But yeah, so this is for—written for—we’re very clear—this book is written—the target audience of this book is white people who see all the problems in the country and go, “what can I doooooo, what can I dooooo?” You can do the work.
LEMIRE: Do the work. And Kate, obviously this is going to be -- the issues that the book addresses are going to be a backdrop to another presidential election which is going to be here before we know it. How do you see -- how can it be helpful for, say, let's say young folks who want to be able to play a role in the political process next time around? How do you think this can help inform their thinking?
SCHATZ: You know, one of the things we try to get across in this book is that activism and change-making happen on a vast spectrum. It looks like a lot of things, and I think so many of us feel like it just looks like one thing, right, it just looks like going to a march or a demonstration or making a sign or donating money or voting, right? And those are all pieces of a much larger puzzle.
So if anything, I hope that this book shows people the importance of doing one thing, doing a few things, but just doing something consistently on a regular basis.
So, the election is far off, also not that far off. So, for people who are concerned about the election, the time to get involved is now and there are so many things you can do, especially on a local level in your community to get involved.

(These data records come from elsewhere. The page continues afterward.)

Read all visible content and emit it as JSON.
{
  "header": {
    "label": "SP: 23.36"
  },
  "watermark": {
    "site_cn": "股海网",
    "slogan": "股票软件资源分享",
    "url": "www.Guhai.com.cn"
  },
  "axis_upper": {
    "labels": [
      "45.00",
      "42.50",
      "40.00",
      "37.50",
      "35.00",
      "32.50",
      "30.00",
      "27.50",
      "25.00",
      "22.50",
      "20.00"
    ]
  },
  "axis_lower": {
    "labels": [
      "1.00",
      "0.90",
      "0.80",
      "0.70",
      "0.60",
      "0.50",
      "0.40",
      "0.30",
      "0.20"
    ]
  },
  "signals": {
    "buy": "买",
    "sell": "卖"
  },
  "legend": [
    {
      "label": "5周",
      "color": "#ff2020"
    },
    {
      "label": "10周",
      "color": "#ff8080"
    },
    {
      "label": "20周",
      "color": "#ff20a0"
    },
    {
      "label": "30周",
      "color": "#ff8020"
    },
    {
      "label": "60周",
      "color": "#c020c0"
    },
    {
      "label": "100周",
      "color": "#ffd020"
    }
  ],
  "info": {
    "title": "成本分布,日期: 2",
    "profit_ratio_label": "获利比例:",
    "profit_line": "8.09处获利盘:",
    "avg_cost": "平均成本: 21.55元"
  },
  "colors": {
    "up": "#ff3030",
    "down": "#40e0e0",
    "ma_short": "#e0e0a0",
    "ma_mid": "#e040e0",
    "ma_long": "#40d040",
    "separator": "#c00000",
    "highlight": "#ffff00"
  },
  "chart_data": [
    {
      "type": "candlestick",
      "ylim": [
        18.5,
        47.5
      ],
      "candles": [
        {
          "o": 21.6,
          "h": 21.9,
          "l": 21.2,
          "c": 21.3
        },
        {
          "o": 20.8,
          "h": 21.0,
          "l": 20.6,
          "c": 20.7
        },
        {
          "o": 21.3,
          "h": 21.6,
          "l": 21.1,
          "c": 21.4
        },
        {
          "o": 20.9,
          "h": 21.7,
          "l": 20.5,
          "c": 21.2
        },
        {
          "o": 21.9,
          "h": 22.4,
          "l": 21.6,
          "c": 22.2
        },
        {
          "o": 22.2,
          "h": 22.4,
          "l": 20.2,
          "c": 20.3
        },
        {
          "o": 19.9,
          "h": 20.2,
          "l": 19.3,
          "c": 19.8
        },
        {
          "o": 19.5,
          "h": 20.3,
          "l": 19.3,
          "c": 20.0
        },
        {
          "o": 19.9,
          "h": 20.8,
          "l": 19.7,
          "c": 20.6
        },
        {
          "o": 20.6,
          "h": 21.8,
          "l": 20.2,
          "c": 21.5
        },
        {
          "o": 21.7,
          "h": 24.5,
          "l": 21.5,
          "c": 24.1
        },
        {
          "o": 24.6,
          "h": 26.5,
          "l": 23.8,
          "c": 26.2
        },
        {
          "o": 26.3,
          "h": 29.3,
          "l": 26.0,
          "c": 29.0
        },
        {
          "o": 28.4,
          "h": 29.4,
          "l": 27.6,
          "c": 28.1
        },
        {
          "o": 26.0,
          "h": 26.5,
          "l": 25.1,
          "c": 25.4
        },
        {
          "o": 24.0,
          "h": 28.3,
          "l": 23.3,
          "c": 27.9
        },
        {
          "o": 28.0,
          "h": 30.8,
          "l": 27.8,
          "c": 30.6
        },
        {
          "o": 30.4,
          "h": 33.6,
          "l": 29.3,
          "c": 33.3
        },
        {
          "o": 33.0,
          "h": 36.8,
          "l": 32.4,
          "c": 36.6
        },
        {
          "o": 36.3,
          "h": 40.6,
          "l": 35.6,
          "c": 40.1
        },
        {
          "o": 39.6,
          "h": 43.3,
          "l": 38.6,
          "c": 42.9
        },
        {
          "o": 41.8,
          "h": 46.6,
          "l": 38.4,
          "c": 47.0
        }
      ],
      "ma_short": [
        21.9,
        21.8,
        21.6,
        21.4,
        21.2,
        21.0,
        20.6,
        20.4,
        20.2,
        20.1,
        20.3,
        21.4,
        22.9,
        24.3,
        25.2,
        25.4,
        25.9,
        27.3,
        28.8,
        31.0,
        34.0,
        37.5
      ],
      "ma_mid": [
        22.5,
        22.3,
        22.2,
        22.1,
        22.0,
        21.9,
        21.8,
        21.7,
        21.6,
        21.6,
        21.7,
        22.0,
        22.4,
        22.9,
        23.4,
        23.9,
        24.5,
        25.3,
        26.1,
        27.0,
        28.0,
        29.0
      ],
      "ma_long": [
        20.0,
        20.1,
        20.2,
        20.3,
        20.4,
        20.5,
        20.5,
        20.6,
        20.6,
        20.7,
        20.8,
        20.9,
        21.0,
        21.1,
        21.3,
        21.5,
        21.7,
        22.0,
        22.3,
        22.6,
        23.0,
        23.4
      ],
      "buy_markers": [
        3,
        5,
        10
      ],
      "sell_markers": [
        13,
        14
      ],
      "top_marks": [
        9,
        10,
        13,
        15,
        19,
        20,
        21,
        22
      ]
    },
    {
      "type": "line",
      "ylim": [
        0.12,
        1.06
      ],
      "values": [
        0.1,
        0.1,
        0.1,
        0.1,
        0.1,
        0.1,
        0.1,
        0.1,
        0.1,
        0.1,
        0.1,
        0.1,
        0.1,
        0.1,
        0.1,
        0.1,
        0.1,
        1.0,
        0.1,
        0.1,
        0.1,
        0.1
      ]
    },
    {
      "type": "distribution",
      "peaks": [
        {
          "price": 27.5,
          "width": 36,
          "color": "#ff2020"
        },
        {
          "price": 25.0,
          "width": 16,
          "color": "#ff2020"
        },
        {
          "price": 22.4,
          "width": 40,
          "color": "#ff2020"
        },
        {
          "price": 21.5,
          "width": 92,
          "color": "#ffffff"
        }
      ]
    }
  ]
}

And that's the kind of things we talk about in the book. You know, if electoral politics, if the election is what you are concerned about, again, start now. What’s on your ballot? What campaigns do you support? What campaigns do you not want to support? This is the time to get involved and do something.